We hypothesize that mGlu4 activators reverse motor symptoms and enhance therapeutic effects of levodopa in parkinsonian models.
We will assess motor symptoms using a clinical rating scale that is adapted from the scale used to assess disability in PD patients. After establishing disability of models that have not been treated, we will administer mGlu4 activators and reassess motor disability.

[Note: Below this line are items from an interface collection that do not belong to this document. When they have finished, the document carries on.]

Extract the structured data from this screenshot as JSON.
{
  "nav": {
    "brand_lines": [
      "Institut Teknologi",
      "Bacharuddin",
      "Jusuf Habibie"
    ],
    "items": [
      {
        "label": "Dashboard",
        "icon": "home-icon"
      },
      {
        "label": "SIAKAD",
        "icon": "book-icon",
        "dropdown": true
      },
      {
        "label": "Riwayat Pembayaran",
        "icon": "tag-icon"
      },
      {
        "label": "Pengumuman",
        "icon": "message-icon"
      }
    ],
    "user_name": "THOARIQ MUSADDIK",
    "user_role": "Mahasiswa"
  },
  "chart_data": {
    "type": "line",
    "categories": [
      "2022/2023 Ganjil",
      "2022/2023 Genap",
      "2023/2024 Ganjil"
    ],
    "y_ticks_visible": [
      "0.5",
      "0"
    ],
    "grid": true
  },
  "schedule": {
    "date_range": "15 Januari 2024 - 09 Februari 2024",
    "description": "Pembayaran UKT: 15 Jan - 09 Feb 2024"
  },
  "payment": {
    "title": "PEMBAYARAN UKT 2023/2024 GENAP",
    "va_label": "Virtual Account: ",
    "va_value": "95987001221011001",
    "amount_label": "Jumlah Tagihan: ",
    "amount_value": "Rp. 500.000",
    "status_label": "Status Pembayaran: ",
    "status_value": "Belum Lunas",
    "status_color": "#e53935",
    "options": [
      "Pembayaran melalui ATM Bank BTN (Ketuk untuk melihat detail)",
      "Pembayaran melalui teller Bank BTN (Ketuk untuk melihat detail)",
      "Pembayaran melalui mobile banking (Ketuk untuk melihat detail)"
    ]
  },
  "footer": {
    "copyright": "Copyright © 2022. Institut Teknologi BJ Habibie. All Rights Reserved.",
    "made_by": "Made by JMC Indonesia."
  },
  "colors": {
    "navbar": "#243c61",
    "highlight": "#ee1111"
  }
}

After completion of studies to evaluate effects of mGlu4 activators alone, we will co-administer mGlu4 activators with low doses of levodopa to determine whether coadministration provides a greater benefit than could be achieved with either drug alone.
Impact on Diagnosis/Treatment of Parkinson’s Disease:
If these and future clinical studies support our hypothesis, mGlu4 positive allosteric modulators (PAMs) could provide a fundamental advance in treatment of PD and allow sustained reversal of motor disability without levodopa-related adverse effects.
Next Steps for Development:
After completion of these studies, the next step will be to perform extensive pre-clinical and early clinical toxicity studies to support advancing an mGlu4 activator drug candidate into testing in PD patients.
The goals of this grant application were to validate the activity of an mGlu4 PAM in a pre-clinical model. Our results demonstrate that a single dose of an mGlu4 PAM, when given in combination with a low dose of L-DOPA, induces beneficial effects on activity, parkinsonian score, bradykinesia, and ON time, without worsening of dyskinesia. Importantly, these studies also validated an acute motor effect of an mGlu4 PAM when administered with L-DOPA, suggesting that motor function will serve as what is known as a “biomarker” to demonstrate that we have potentiated mGlu4 activity in the brains of people with PD, a critical experimental need for a clinical trial. Overall, the results from this study have validated mGlu4 PAM activity in a non-rodent model of PD, provided rational for the use of an important biomarker, and paved the way for future clinical studies to assess the activity of mGlu4 PAMs in PD patients.